Ancient Man: On the highest peak of the holy mountain, shrouded in cloud and fire, distant and thunderous. The path there is treacherous for the living.
Medieval Man: Child, God does not live on this mountain or that, but in the highest heaven – the unmoved and outermost sphere within which all other spheres, sun and moon, planets and stars, move and derive their being. The path there is impossible for the living. It is found only in death.
Modern Man: Children, all that is cannot be contained in any number of spheres. There are more galaxies than we can count, more universes than we ever thought possible, more complexity to light and space and matter than we have yet comprehended. There is no God, because there is no place for him to live. That which exists is too big. The path to him does not exist.
Child: When I was little, I made a sand castle at the beach – big, with walls and towers. I was bigger than my castle but I loved it and sat inside to watch the waves come. When I grew a little, I made a tree house – tall and strong. I knew every nail and board and loved it. I sat inside and listened to the wind in the leaves. When I grow up and become an architect, I will build the tallest, most beautiful building, but I think I will still be bigger than my building – I will know every room and every window, the view from every angle, and I will be different than my building because I made it and can go in and out when I like. I will make the path to it beautiful and will walk it myself. If the universe is so big and complex, how do you know it’s too big for God? Wouldn’t God just be much bigger than you thought?
Modern Man: But what of this tiny speck in the cosmos? And what of the path?

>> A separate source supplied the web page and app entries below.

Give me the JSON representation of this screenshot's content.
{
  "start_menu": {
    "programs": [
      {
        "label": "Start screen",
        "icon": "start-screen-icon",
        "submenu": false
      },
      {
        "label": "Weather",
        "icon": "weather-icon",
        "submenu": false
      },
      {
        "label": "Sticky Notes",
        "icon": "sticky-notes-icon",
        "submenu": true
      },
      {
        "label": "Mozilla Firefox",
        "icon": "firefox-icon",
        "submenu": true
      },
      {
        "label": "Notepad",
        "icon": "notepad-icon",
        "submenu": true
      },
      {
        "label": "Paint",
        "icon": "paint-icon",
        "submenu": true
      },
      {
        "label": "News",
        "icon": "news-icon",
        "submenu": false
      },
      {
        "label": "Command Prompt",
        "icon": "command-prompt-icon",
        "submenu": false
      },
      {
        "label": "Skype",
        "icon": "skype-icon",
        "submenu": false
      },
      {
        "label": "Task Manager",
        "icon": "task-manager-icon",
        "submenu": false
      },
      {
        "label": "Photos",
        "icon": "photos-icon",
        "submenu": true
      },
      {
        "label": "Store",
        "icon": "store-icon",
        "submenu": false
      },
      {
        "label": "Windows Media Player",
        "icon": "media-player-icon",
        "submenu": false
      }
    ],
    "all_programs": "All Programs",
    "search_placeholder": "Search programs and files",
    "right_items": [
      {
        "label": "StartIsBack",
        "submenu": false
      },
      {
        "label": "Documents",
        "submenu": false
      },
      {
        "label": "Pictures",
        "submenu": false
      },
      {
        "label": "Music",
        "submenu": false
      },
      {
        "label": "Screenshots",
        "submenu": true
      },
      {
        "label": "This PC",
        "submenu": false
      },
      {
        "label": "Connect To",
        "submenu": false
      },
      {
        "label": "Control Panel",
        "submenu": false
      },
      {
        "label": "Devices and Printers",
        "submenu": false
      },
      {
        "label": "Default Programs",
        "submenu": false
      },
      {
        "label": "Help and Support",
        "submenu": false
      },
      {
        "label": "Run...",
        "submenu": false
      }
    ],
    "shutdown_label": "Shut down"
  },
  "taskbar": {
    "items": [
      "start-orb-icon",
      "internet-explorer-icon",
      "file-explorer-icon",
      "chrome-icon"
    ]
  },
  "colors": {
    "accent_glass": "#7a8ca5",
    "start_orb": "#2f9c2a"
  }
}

Child: Couldn’t so big a God, who makes so big a house, come and go as he likes? And couldn’t he love one spot inside it more than any other? A builder can choose a spot and make a path. The bigger mystery is the path: a child. Emmanuel. God with us.